[Start of Attachment]
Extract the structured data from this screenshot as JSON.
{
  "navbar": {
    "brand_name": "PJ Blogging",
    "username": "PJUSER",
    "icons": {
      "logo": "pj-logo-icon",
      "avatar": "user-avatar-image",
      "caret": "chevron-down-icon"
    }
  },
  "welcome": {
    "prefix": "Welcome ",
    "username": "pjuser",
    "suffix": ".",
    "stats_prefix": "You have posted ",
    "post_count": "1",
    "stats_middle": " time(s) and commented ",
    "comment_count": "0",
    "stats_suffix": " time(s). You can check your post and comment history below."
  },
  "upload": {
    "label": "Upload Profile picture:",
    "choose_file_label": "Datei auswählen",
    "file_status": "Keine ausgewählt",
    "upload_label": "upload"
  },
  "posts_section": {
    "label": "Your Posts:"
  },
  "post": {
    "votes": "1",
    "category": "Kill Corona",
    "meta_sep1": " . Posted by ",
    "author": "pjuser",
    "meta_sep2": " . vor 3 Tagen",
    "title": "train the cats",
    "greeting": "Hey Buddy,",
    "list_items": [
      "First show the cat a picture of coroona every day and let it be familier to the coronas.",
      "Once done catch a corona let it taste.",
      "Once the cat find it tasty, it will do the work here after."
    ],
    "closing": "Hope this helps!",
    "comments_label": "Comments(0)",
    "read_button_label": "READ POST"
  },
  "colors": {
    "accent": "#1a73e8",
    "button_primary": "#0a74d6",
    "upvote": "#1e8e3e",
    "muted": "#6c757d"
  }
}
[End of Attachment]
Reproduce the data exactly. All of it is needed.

Extract the structured data from this screenshot as JSON.
{
  "navbar": {
    "brand_name": "PJ Blogging",
    "username": "PJUSER",
    "icons": {
      "logo": "pj-logo-icon",
      "avatar": "user-avatar-image",
      "caret": "chevron-down-icon"
    }
  },
  "welcome": {
    "prefix": "Welcome ",
    "username": "pjuser",
    "suffix": ".",
    "stats_prefix": "You have posted ",
    "post_count": "1",
    "stats_middle": " time(s) and commented ",
    "comment_count": "0",
    "stats_suffix": " time(s). You can check your post and comment history below."
  },
  "upload": {
    "label": "Upload Profile picture:",
    "choose_file_label": "Datei auswählen",
    "file_status": "Keine ausgewählt",
    "upload_label": "upload"
  },
  "posts_section": {
    "label": "Your Posts:"
  },
  "post": {
    "votes": "1",
    "category": "Kill Corona",
    "meta_sep1": " . Posted by ",
    "author": "pjuser",
    "meta_sep2": " . vor 3 Tagen",
    "title": "train the cats",
    "greeting": "Hey Buddy,",
    "list_items": [
      "First show the cat a picture of coroona every day and let it be familier to the coronas.",
      "Once done catch a corona let it taste.",
      "Once the cat find it tasty, it will do the work here after."
    ],
    "closing": "Hope this helps!",
    "comments_label": "Comments(0)",
    "read_button_label": "READ POST"
  },
  "colors": {
    "accent": "#1a73e8",
    "button_primary": "#0a74d6",
    "upvote": "#1e8e3e",
    "muted": "#6c757d"
  }
}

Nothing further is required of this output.